Skip to content
ascd logo

Log in to Witsby: ASCD’s Next-Generation Professional Learning and Credentialing Platform
December 1, 2010
Vol. 68
No. 4

Among Colleagues / How Can We Make Time to Meet Students' Emotional Needs?

Among Colleagues / How Can We Make Time to Meet Students' Emotional Needs? - thumbnail
Q: My grandmother, Denolis Moore, is a retired teacher. The family recently threw her a 90th birthday party, at which many of her former students talked about how she had helped them get through a personal struggle that hindered their academic performance. My grandmother seemed to work intentionally to develop students' character and academics while meeting their social and emotional needs.
In this different era, teachers face an overwhelming landscape of education initiatives, and we often find it difficult to strike a balance between academic development and meeting our students' social and emotional needs. How do you make time to support your students emotionally, and how has that helped them academically?

Create a Safe Atmosphere

A: Although time is a big issue for us teachers, attending to students' social and emotional needs is not a waste of time, but an investment. If students feel threatened or insecure, learning will be difficult. If we dedicate some time to make students feel that mistakes are part of the learning process, they will understand that we are there to help and not to judge. For students to feel safe in a classroom, teachers must use specific strategies that create the necessary atmosphere—such as regular class meetings in which students can express their concerns.

See Students as Individuals

As a classroom teacher, I had my students complete the following statement on an index card on the first day of the school year: Two things I would like you to know about me as a person are . . . .
I received so much information about family situations, celebrations, learning styles, and likes and dislikes of the young people I worked with. During the year, I would revisit those cards often to remind myself that I had a classroom of individuals.
Over the years, however, I found that the most important way to help my students feel supported was to design meaningful instruction that met their individual needs and challenged them to reach their full potential. Believing in students more than they believe in themselves is an amazing way to contribute to their lifelong emotional and social health.

Establish a Support Network

In our school, we have created a network of administrators, teachers, special education professionals, and counselors who continually share information about our students. By understanding each student's life within the school, I can support the work that my students are doing in their other classes. I can also learn from teachers who have had success with students who are having difficulty in my class.
In the classroom, it's important to give students voice so they become full participants in their education.

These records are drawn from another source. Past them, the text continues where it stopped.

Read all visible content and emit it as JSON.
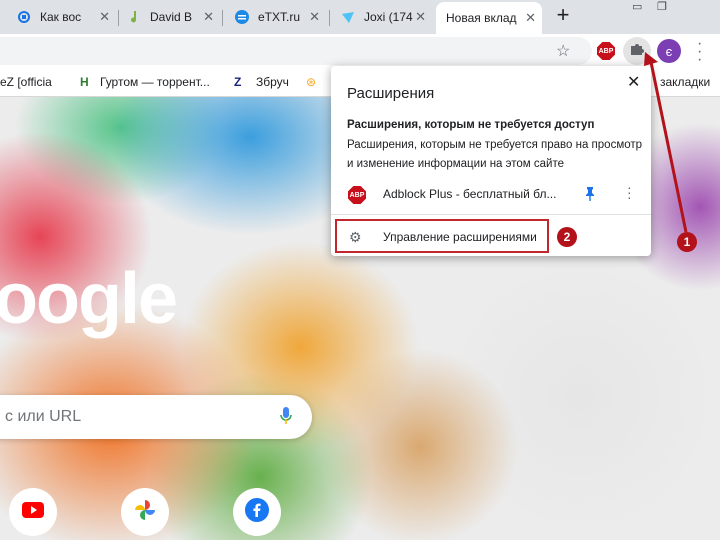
{
  "tabs": [
    {
      "label": "Как вос",
      "icon": "refresh-icon"
    },
    {
      "label": "David B",
      "icon": "music-note-icon"
    },
    {
      "label": "eTXT.ru",
      "icon": "etxt-icon"
    },
    {
      "label": "Joxi (174",
      "icon": "joxi-icon"
    },
    {
      "label": "Новая вклад",
      "icon": ""
    }
  ],
  "toolbar": {
    "extension_icon": "ABP",
    "avatar_letter": "є"
  },
  "bookmarks": [
    {
      "label": "eZ [officia"
    },
    {
      "label": "Гуртом — торрент..."
    },
    {
      "label": "Збруч"
    },
    {
      "label": "закладки"
    }
  ],
  "page": {
    "logo_text": "oogle",
    "search_placeholder": "с или URL"
  },
  "popup": {
    "title": "Расширения",
    "close": "✕",
    "section_heading": "Расширения, которым не требуется доступ",
    "section_description": "Расширения, которым не требуется право на просмотр и изменение информации на этом сайте",
    "extension_name": "Adblock Plus - бесплатный бл...",
    "manage_label": "Управление расширениями"
  },
  "annotations": {
    "badge_1": "1",
    "badge_2": "2",
    "color": "#b3121a"
  }
}
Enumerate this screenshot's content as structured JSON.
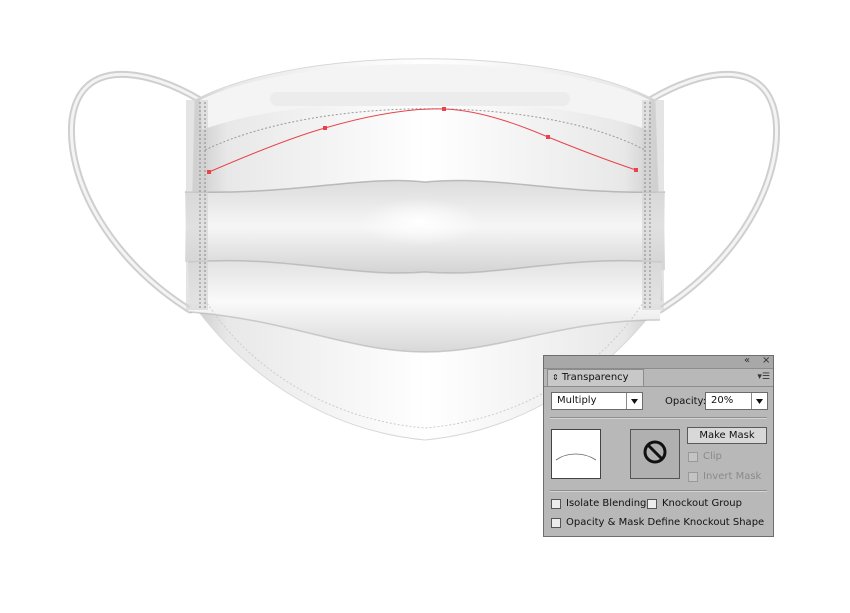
{
  "panel": {
    "collapse_icon": "double-chevron-left-icon",
    "close_icon": "close-icon",
    "tab_label": "Transparency",
    "tab_icon": "up-down-arrows-icon",
    "menu_icon": "panel-menu-icon",
    "blend_mode": "Multiply",
    "opacity_label": "Opacity:",
    "opacity_value": "20%",
    "make_mask_label": "Make Mask",
    "clip_label": "Clip",
    "invert_mask_label": "Invert Mask",
    "isolate_blending_label": "Isolate Blending",
    "knockout_group_label": "Knockout Group",
    "opacity_mask_label": "Opacity & Mask Define Knockout Shape",
    "no_mask_icon": "no-symbol-icon"
  },
  "colors": {
    "path_color": "#e8434b",
    "panel_bg": "#b8b8b8"
  }
}
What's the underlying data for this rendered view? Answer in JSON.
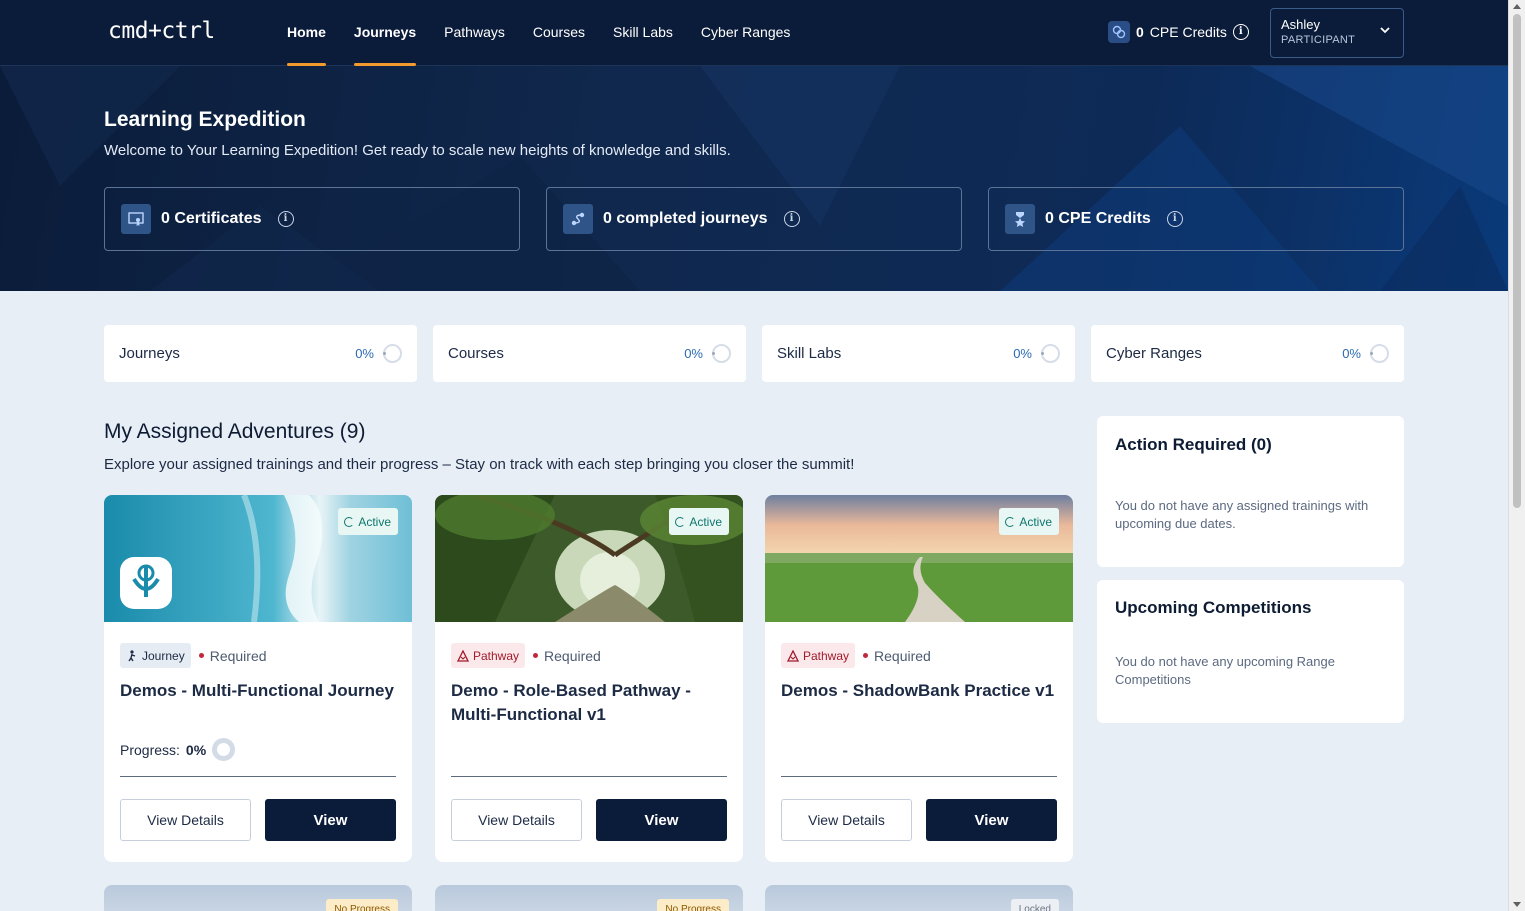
{
  "nav": {
    "logo": "cmd+ctrl",
    "links": [
      "Home",
      "Journeys",
      "Pathways",
      "Courses",
      "Skill Labs",
      "Cyber Ranges"
    ],
    "cpe_value": "0",
    "cpe_label": "CPE Credits",
    "user_name": "Ashley",
    "user_role": "PARTICIPANT"
  },
  "hero": {
    "title": "Learning Expedition",
    "subtitle": "Welcome to Your Learning Expedition! Get ready to scale new heights of knowledge and skills.",
    "stats": [
      {
        "label": "0 Certificates",
        "icon": "certificate-icon"
      },
      {
        "label": "0 completed journeys",
        "icon": "journey-path-icon"
      },
      {
        "label": "0 CPE Credits",
        "icon": "award-ribbon-icon"
      }
    ]
  },
  "progress_tiles": [
    {
      "label": "Journeys",
      "percent": "0%"
    },
    {
      "label": "Courses",
      "percent": "0%"
    },
    {
      "label": "Skill Labs",
      "percent": "0%"
    },
    {
      "label": "Cyber Ranges",
      "percent": "0%"
    }
  ],
  "adventures": {
    "title": "My Assigned Adventures (9)",
    "subtitle": "Explore your assigned trainings and their progress – Stay on track with each step bringing you closer the summit!",
    "cards": [
      {
        "status": "Active",
        "type": "Journey",
        "requirement": "Required",
        "title": "Demos - Multi-Functional Journey",
        "progress_label": "Progress:",
        "progress_value": "0%",
        "btn_details": "View Details",
        "btn_view": "View"
      },
      {
        "status": "Active",
        "type": "Pathway",
        "requirement": "Required",
        "title": "Demo - Role-Based Pathway - Multi-Functional v1",
        "btn_details": "View Details",
        "btn_view": "View"
      },
      {
        "status": "Active",
        "type": "Pathway",
        "requirement": "Required",
        "title": "Demos - ShadowBank Practice v1",
        "btn_details": "View Details",
        "btn_view": "View"
      }
    ],
    "more_cards": [
      {
        "status": "No Progress"
      },
      {
        "status": "No Progress"
      },
      {
        "status": "Locked"
      }
    ]
  },
  "sidebar": {
    "action_title": "Action Required (0)",
    "action_text": "You do not have any assigned trainings with upcoming due dates.",
    "comp_title": "Upcoming Competitions",
    "comp_text": "You do not have any upcoming Range Competitions"
  },
  "colors": {
    "navy": "#0b1c3a",
    "accent_orange": "#f39a2e",
    "active_teal": "#0f766e",
    "required_red": "#c0283b"
  }
}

Meeting students' emotional needs doesn't "just happen" because we care—it requires specific and measurable processes embedded in our work.

This article was published anonymously, or the author name was removed in the process of digital storage.

Learn More

ASCD is a community dedicated to educators' professional growth and well-being.

Let us help you put your vision into action.
From our issue
Product cover image 111032.jpg
The Effective Educator
Go To Publication